» ENTRIES SHOWN
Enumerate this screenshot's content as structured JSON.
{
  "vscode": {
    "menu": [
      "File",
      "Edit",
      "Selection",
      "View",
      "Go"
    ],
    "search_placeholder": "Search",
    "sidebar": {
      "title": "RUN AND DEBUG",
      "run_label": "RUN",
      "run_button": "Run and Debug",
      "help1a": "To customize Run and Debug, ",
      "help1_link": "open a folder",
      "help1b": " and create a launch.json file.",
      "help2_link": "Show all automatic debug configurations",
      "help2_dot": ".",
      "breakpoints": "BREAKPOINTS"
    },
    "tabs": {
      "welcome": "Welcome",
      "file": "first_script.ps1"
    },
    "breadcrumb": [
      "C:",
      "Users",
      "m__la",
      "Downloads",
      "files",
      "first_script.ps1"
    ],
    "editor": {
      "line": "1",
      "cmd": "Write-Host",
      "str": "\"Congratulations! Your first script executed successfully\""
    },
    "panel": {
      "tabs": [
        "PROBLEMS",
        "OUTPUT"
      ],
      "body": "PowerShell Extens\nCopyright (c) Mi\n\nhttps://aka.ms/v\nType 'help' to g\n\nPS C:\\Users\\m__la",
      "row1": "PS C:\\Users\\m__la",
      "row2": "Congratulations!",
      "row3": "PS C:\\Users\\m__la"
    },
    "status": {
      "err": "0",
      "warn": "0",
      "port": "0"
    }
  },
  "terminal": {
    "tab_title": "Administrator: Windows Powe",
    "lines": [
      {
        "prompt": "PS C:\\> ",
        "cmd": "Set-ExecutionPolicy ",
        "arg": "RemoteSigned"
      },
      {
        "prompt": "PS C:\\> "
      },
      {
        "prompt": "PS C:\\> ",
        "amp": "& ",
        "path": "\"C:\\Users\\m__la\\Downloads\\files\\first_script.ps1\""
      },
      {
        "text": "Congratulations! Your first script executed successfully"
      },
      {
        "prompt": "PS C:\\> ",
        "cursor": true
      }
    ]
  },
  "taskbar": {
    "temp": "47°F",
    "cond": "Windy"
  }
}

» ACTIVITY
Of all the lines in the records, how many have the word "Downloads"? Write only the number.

» ANSWER SECTION
2